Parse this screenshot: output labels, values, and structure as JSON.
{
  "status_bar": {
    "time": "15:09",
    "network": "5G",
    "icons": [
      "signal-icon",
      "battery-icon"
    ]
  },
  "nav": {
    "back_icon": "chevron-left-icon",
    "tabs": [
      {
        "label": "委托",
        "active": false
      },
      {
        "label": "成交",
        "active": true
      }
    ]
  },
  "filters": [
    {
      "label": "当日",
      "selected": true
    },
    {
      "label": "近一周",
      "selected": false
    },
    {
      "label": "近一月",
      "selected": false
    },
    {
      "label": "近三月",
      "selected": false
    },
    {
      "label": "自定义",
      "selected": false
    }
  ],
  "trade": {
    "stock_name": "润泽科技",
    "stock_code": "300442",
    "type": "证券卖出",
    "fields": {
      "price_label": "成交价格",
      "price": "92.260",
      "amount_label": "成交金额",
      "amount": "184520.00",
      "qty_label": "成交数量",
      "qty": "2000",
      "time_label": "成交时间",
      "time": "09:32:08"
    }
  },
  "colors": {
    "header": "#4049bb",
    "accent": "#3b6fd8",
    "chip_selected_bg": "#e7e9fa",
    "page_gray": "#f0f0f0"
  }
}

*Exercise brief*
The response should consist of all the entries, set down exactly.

*Result for this exercise*
Parse this screenshot: output labels, values, and structure as JSON.
{
  "status_bar": {
    "time": "15:09",
    "network": "5G",
    "icons": [
      "signal-icon",
      "battery-icon"
    ]
  },
  "nav": {
    "back_icon": "chevron-left-icon",
    "tabs": [
      {
        "label": "委托",
        "active": false
      },
      {
        "label": "成交",
        "active": true
      }
    ]
  },
  "filters": [
    {
      "label": "当日",
      "selected": true
    },
    {
      "label": "近一周",
      "selected": false
    },
    {
      "label": "近一月",
      "selected": false
    },
    {
      "label": "近三月",
      "selected": false
    },
    {
      "label": "自定义",
      "selected": false
    }
  ],
  "trade": {
    "stock_name": "润泽科技",
    "stock_code": "300442",
    "type": "证券卖出",
    "fields": {
      "price_label": "成交价格",
      "price": "92.260",
      "amount_label": "成交金额",
      "amount": "184520.00",
      "qty_label": "成交数量",
      "qty": "2000",
      "time_label": "成交时间",
      "time": "09:32:08"
    }
  },
  "colors": {
    "header": "#4049bb",
    "accent": "#3b6fd8",
    "chip_selected_bg": "#e7e9fa",
    "page_gray": "#f0f0f0"
  }
}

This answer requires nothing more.